It is said that writers are treated with the least respect of anyone in Hollywood. Yet, it is a good script that determines more then anything whether or not a movie will entertain or enthrall, as Autumn in New York proves. What could have been a strong romantic movie with two attractive stars in one of the most glamorous cities in the world, is instead turned into typical 'Movie of the Week' stuff without clear character motivation and an ending that can be seen from a mile away, and all because of a weak script. If that isn't power worthy of respect, I don't know what is.
One of the things commented on by most viewers of the trailer is the disparate ages of the two leads. Believe me, that is the least of this movie's problems. In fact, that really isn't a problem at all, because unlike a great many movies, this one does not ignore the age gap, it actually comments on and makes jokes about it, thus alleviating what at first seems like an embarrassment.
In Autumn in New York, Richard Gere plays Will Keane, an aging playboy and restaurant owner who meets and seduces a young, innocent girl, played by Winona Ryder. He treats her to a glamorous evening out on the town before taking her back to his place for the night. The following morning however, before he can give her the brush off, she tells him that she is dying of heart disease. Moved by sympathy or something, the plot never really makes it clear, they try to make a go of the relationship, but it doesn't work and they break up. Then in one of those movie moments, he decides he loves her after all and the movie moves towards it's inevitable ending, only pausing along the way to bring Will's estranged daughter into the plot, in the movie's only real twist.
Despite the predictability of the plot, this is not the movie's weakest point. That award goes to the dialogue. I am fan of both Richard Gere and Winona Ryder, but neither of them can manage lines like, 'You mean leave the universe of me, to get a cup of latte?' or 'Food is the only thing beautiful that you can depend upon.', with any real sincerity.
As for the direction, it is merely adequate. I am no film student or expert on camera angles, but halfway through this movie, I couldn't help but notice that there were no long shots. The camera is constantly close to the actors or in full close up and gives the movie a very claustrophobic feel. For a movie with New York in the title, you see very little of it, except for those obligatory scene changes where suddenly you see the skyline for a second. This movie could have been known as Autumn in Any City USA, for all the part that the city plays in this film. Not that I can really blame the director from wanting to focus so closely on two such attractive stars, but a few wider shots might have broken up the monotony.

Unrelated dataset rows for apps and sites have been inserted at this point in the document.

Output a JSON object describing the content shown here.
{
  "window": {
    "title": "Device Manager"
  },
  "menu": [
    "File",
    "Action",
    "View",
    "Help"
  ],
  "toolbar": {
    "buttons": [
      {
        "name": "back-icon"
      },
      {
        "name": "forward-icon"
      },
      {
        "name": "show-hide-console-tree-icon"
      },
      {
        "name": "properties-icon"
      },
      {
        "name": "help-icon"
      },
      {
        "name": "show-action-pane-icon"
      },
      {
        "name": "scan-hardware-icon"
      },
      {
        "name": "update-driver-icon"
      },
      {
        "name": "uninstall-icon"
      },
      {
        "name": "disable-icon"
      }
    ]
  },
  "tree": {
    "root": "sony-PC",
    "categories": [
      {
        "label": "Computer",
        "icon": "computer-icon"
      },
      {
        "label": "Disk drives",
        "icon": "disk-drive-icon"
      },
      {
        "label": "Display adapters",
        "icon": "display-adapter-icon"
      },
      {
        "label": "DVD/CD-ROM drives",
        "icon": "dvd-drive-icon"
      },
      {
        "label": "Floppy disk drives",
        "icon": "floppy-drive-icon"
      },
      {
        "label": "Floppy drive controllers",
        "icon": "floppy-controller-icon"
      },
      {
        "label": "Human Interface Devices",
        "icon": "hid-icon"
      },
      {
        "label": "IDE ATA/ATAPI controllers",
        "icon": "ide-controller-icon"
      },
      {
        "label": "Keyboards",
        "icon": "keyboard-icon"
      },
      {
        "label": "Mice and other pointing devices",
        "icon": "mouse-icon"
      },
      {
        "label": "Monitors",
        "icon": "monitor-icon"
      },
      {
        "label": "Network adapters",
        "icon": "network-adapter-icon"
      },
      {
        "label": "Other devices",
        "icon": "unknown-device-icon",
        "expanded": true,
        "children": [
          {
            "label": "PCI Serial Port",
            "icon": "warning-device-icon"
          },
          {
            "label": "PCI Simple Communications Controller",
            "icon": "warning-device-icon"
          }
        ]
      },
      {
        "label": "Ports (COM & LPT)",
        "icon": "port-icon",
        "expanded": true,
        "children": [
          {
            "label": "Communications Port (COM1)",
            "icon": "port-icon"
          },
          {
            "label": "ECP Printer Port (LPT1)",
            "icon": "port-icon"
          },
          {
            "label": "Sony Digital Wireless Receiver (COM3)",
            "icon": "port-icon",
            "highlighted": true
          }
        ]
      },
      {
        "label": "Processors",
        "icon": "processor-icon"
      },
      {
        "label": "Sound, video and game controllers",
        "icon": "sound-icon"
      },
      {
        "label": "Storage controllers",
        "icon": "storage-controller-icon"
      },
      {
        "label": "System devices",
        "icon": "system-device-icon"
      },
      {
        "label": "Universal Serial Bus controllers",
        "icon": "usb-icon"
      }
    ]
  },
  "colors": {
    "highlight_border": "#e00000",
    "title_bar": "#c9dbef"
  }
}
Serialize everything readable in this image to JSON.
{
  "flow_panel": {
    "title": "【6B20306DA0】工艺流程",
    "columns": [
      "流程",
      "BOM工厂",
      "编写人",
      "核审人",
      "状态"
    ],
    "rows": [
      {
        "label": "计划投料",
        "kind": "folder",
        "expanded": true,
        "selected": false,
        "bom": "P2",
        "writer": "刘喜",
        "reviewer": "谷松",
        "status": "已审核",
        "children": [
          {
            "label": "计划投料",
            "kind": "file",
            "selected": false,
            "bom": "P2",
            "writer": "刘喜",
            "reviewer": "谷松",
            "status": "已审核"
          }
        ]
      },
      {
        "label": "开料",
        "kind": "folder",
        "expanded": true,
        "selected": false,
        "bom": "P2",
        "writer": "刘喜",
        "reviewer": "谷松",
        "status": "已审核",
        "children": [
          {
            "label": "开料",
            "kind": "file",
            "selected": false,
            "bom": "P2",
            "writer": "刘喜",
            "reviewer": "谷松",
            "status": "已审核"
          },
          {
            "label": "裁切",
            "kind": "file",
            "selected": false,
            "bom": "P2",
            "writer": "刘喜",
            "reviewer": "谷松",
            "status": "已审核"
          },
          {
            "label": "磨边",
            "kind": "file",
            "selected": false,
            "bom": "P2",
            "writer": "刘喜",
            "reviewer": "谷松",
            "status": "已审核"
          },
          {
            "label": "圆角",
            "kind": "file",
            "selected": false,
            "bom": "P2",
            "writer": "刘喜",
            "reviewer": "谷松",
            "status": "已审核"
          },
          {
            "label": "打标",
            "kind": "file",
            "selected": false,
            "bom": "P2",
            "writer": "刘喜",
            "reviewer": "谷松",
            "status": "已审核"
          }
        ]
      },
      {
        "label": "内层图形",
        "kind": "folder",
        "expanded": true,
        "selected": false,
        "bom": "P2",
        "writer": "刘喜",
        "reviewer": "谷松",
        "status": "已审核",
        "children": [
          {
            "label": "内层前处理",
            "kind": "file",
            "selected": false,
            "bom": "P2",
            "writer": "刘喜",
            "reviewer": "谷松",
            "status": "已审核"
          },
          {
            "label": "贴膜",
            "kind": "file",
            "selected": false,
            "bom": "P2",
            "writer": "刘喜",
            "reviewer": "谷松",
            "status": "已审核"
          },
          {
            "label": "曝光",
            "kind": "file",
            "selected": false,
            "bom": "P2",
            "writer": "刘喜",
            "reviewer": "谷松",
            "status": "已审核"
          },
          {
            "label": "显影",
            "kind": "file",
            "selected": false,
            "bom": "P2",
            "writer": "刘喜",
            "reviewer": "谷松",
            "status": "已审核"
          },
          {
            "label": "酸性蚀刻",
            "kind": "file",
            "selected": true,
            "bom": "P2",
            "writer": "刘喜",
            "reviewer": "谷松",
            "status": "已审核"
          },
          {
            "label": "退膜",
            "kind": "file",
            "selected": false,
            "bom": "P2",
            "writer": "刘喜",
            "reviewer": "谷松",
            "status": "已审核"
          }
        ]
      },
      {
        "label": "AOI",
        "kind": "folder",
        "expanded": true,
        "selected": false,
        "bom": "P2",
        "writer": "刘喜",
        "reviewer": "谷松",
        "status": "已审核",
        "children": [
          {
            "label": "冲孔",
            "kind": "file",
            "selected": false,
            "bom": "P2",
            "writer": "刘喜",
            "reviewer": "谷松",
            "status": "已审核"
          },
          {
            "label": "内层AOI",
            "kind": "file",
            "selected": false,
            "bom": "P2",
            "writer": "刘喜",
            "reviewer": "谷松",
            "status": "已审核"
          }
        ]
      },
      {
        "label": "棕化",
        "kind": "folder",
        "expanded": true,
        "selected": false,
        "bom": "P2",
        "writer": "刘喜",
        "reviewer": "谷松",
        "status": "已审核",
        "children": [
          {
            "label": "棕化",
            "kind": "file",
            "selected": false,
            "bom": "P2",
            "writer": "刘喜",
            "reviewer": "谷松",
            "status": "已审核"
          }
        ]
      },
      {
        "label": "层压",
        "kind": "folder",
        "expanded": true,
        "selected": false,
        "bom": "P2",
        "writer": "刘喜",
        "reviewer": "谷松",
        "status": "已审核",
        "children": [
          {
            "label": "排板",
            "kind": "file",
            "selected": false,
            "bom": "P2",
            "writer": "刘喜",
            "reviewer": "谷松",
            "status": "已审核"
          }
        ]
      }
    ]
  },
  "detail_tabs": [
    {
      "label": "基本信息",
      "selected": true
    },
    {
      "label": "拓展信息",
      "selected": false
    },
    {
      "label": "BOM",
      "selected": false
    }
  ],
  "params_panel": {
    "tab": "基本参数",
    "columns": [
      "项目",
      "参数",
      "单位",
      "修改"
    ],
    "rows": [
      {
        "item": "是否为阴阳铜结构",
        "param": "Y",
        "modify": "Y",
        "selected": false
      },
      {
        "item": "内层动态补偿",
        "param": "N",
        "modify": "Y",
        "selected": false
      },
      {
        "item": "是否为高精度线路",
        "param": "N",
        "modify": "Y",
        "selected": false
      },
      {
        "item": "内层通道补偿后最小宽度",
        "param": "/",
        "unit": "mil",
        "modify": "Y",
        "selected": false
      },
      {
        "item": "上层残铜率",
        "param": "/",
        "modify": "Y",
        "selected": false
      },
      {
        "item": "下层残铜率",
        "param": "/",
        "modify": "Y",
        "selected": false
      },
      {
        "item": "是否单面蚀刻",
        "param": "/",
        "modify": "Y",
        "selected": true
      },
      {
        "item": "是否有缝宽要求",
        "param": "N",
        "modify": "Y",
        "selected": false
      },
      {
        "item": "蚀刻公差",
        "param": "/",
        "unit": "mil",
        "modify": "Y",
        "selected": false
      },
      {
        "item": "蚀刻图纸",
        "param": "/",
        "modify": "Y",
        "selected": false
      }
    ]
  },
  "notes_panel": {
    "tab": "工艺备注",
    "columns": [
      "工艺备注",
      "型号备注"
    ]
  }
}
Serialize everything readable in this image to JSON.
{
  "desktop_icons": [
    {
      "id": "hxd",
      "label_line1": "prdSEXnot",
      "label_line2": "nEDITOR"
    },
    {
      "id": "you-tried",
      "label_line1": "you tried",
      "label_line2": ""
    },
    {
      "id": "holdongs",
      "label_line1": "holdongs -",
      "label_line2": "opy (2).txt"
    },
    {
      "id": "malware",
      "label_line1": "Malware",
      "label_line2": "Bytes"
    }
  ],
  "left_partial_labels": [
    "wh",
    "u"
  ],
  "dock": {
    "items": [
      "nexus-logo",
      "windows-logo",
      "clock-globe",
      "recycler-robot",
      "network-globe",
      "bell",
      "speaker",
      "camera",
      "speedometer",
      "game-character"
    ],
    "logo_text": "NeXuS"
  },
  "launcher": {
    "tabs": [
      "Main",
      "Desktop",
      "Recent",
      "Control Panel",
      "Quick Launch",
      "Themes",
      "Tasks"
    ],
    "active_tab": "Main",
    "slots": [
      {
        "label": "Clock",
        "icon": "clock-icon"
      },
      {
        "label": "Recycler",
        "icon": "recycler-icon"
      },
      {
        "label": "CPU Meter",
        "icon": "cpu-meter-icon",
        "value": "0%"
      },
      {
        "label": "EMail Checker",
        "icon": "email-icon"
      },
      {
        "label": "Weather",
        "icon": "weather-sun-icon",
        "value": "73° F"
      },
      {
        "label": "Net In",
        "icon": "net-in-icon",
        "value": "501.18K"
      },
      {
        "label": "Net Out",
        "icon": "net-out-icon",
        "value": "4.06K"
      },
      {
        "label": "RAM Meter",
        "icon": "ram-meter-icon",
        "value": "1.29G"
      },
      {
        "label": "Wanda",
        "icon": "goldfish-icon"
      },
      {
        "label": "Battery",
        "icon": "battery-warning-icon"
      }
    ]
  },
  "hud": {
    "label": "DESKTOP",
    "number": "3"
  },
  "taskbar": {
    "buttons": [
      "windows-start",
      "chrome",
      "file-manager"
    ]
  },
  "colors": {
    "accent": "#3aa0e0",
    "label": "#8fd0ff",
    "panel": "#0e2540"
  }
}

Although many people may be looking for a romantic date movie to rent, sadly, they will have to keep looking.
Photos © Copyright United Artists (2000)